Minister Flanagan and Minister Sherlock welcome Government’s commitment to the developing world14 October 2014
Minister Flanagan and Minister Sherlock welcome Government’s commitment to the developing world: no reduction in the aid budget for 2015
The Minister for Foreign Affairs and Trade, Charles Flanagan, TD, and Minister of State for Development, Trade Promotion, and North South Co-operation, Seán Sherlock, TD, have welcomed the decision not to reduce the budget for official development assistance (ODA), for the first time in six years.
Emphasising the Government’s strong commitment to fighting global poverty and hunger, through Irish Aid, Minister Flanagan said:
“We have demonstrated our commitment today by protecting the budget for the aid programme and ensuring no further cuts. The Government has allocated just over €600 million for overseas development aid. Our ODA programme is considered among the best in the world and all of this money will be carefully allocated to help deliver those most in need out of poverty. The Budget allocation reflects the remarkable dedication of the Irish people to helping those less fortunate than ourselves, who are facing a daily crisis of abject poverty, hunger and disease.
“Humanitarian aid is a cornerstone of Irish foreign policy. In recent times, the importance of our aid programme has been underlined by our contributions to humanitarian crises in Gaza, Northern Iraq, South Sudan and West Africa to bring relief to desperate people. This level of funding will enable Ireland to continue to play a critical role on some of the most pressing humanitarian crises witnessed for many generations.
“We have provided some €14 million this year alone for the victims of the appalling conflict in Syria and the region. We provide €10 million annually to support the Palestinian people and last Sunday, I pledged €2.5 million for the reconstruction of Gaza at the international conference in Cairo.
“We are one of a small number of European countries with an Embassy in Sierra Leone, a partner country for our aid programme. Through the Irish Aid programme and our funding to NGOs working in West Africa, we are currently providing over €16 million in assistance to Sierra Leone and Liberia. Much of this funding is focused on strengthening health systems, but it is also helping to fight Ebola.”

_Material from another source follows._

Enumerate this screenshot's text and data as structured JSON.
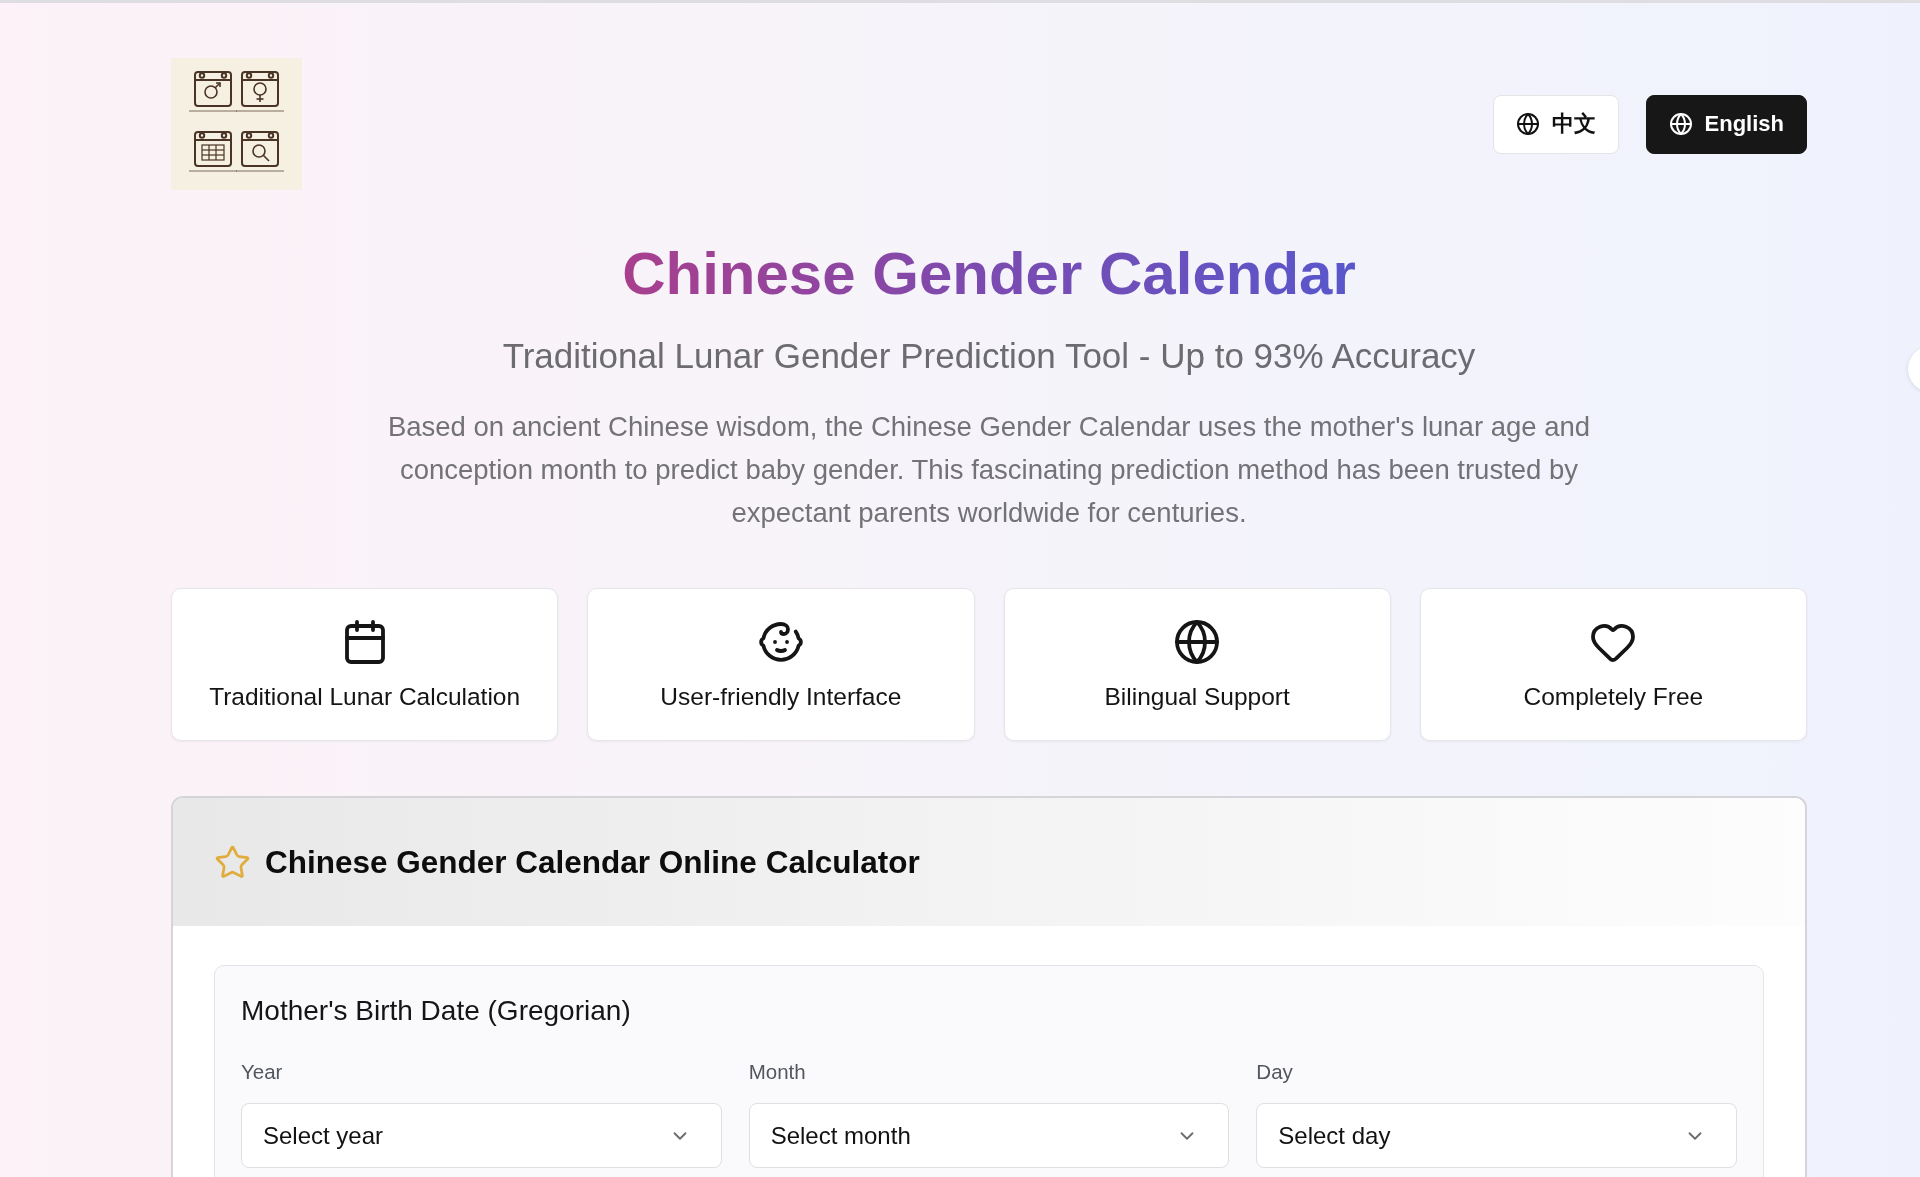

Minister Sherlock noted that Ireland has been recognised internationally for broadly stabilising the aid budget over the past three years. He stated that:
“The decision today to ensure there will be no reduction in our ODA for 2015 will strengthen Ireland’s voice internationally and ensure that we can play our part in the fight to end hunger and poverty and in addressing the suffering caused by the unprecedented number of humanitarian crises across the world.
“The overall monetary increase in Ireland’s commitment to overseas aid is a strong sign of our support for the international community. I have seen first-hand the impact that our aid has in the partner countries we work with. I am determined that we can continue to assist our partner countries and organisations in their day to day. We are respected internationally for the quality and effectiveness of our development programme, Irish Aid. Our voice counts and after this Budget, will continue to count.”
14 October 2014
Notes to the editor:
- Irish Aid is the Government’s programme for overseas development. It is managed by the Development Cooperation Division of the Department of Foreign Affairs and Trade.
- The Government’s policy for international development, One World, One Future, restates the commitment to the UN target of providing 0.7% of GNP for ODA, and to making progress towards it when economic circumstances permit.
- As GNP growth strengthens, it is expected that Ireland’s percentage for 2014 will now be in the region of 0.4%.
- Irish Aid is focused on long-term development to tackle the root causes of poverty and inequality.
- 80% of funding to sub-Saharan Africa, where needs are greatest.
- Four priority issues: HIV and AIDS, gender equality, good governance and the environment. Hunger is a cornerstone of programme.
- Irish Aid works in over 90 countries. Ireland has a special relationship with 9 Key Partner Countries - Ethiopia, Malawi, Mozambique, Sierra Leone, Tanzania, Uganda, Zambia, and Vietnam.
- Irish Aid focuses its work on supporting health, education, water and sanitation, agriculture and rural development. The overall aim is to reduce poverty and hunger.
- Ireland’s aid programme has regularly received international praise. In July 2014, the prestigious Brookings Institution placed Irish Aid in the top 4 in each of 4 categories it measures, including maximising efficiency, fostering institutions, reducing burden, and transparency and learning.
- The effectiveness of Ireland’s ODA programme is reflected in successive favourable reviews by the OECD’s Development Assistance Committee and Ireland’s consistently high ranking in independent indices, such as the Commitment to Development Index and the Reality of Aid Index.